In 1971 Brockless left St Bartholomew's due to the pressure of work but returned as Director of Music again in 1979. He remained there for the rest of his life.

Brockless's hobbies included cricket, ornithology, and reading.

Works[edit]

Brockless' compositions are published by Novello

  • There is a Garden in Her Face (S.A.T.B a capella, 1953)
  • To Thee, O Lord, Our Hearts We Raise (1953)
  • May the Grace of Christ (S.A.T.B, 1955)
  • Christ is now Arisen Agayne (S.A.T.B, 1958)
  • Now Blessed Be Thou, Christ Jesu (S.A.T.B, 1959)
  • Prelude, Toccata and Chaconne (Organ, 1959)
  • An English Elegy (Strings, 1960)
  • Behold Now, Praise the Lord (Voices & Organ)
  • Introduction, Passacaglia and Coda (Organ, 1967 - Commissioned by Westminster Abbey for Francis Jackson)
  • Come, Holy Spirite (1976 rev. 1985)
  • Toccata for an Occasion (Organ, 1982 - Commissioned for The Peterborough Organ Festival)
  • Toccatina (Organ, 1989)

Other Works[edit]

  • Missa Brevis
  • Three Poems of Shelley (Contralto & Piano)
  • Toccata upon Tallis's Twelfth Tone (Organ)
  • Intrada
  • This Spiritual House
  • Fantasia, Adagio and Fugue (Organ)

Recordings[edit]

  • Prelude, Toccata and Chaconne - Amphion PHI CD 175
  • Songs of Heaven and Earth - Guild Music GMCD 7165

References[edit]
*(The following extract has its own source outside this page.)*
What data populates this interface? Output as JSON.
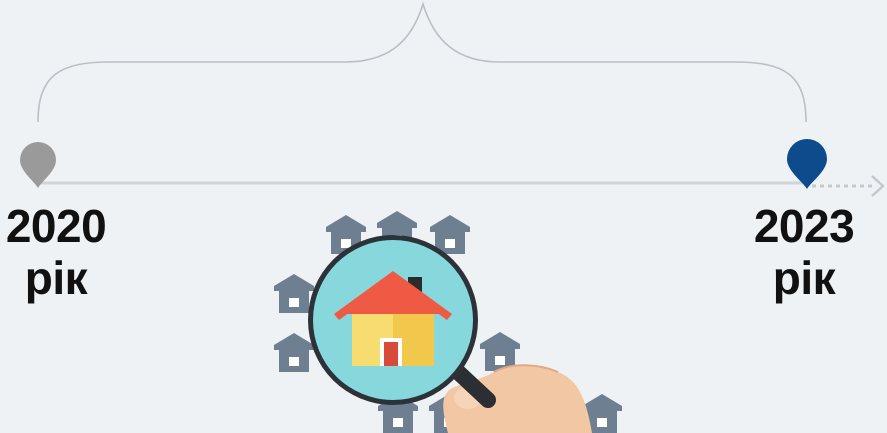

  1. ^ "Songs of Heaven & Earth.". American Record Guide (May, 2004). 1 May 2004. Retrieved 2008-06-30 – via accessmylibrary.